Instructions to follow
Go through the data and copy each line where the word "this" shows up.

Source data
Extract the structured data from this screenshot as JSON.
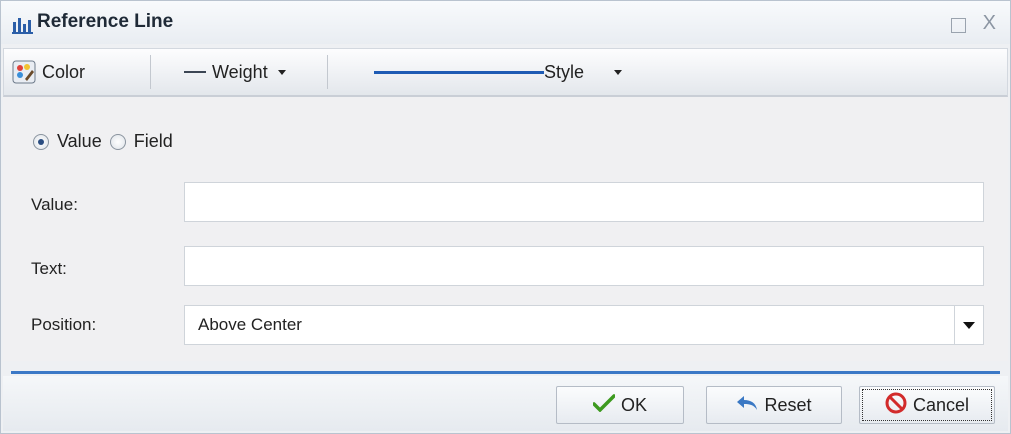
{
  "window": {
    "title": "Reference Line",
    "icons": {
      "app": "bar-chart-icon",
      "maximize": "maximize-icon",
      "close": "close-icon"
    },
    "close_glyph": "X"
  },
  "toolbar": {
    "color_label": "Color",
    "weight_label": "Weight",
    "style_label": "Style",
    "icons": {
      "color": "palette-icon",
      "dropdown": "caret-down-icon"
    },
    "accent": "#1e5bb4"
  },
  "form": {
    "mode_options": [
      {
        "label": "Value",
        "checked": true
      },
      {
        "label": "Field",
        "checked": false
      }
    ],
    "value_label": "Value:",
    "value_value": "",
    "text_label": "Text:",
    "text_value": "",
    "position_label": "Position:",
    "position_selected": "Above Center"
  },
  "buttons": {
    "ok_label": "OK",
    "reset_label": "Reset",
    "cancel_label": "Cancel",
    "icons": {
      "ok": "check-icon",
      "reset": "undo-arrow-icon",
      "cancel": "cancel-icon"
    }
  }
}
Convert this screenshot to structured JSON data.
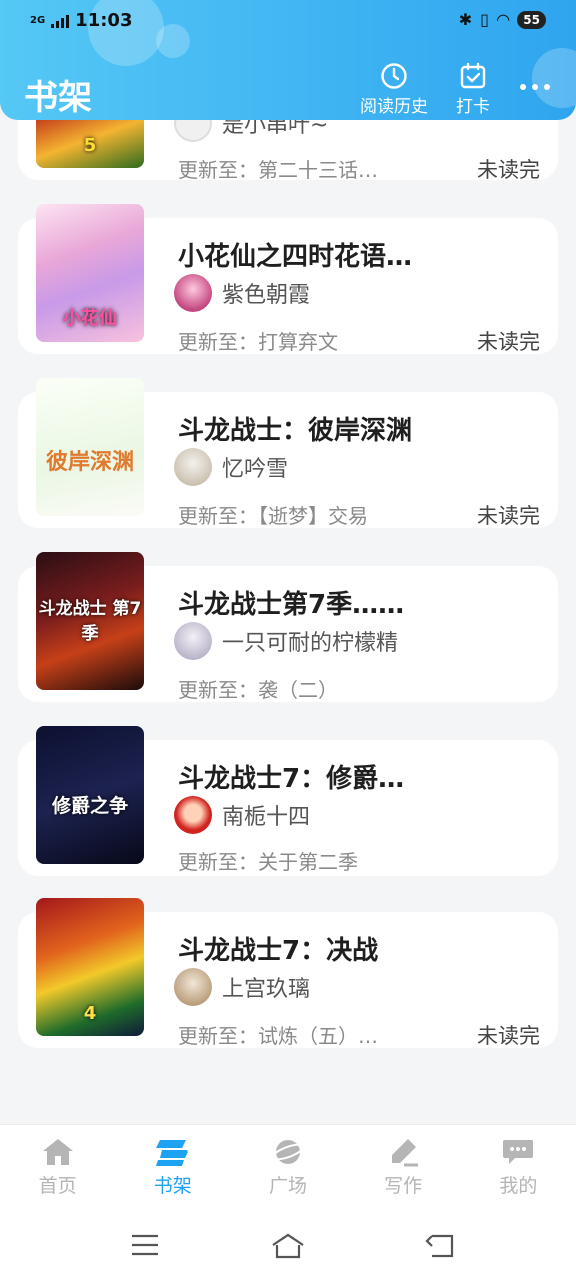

Reply to the exercise
Extract the structured data from this screenshot as JSON.
Convert this screenshot to structured JSON data.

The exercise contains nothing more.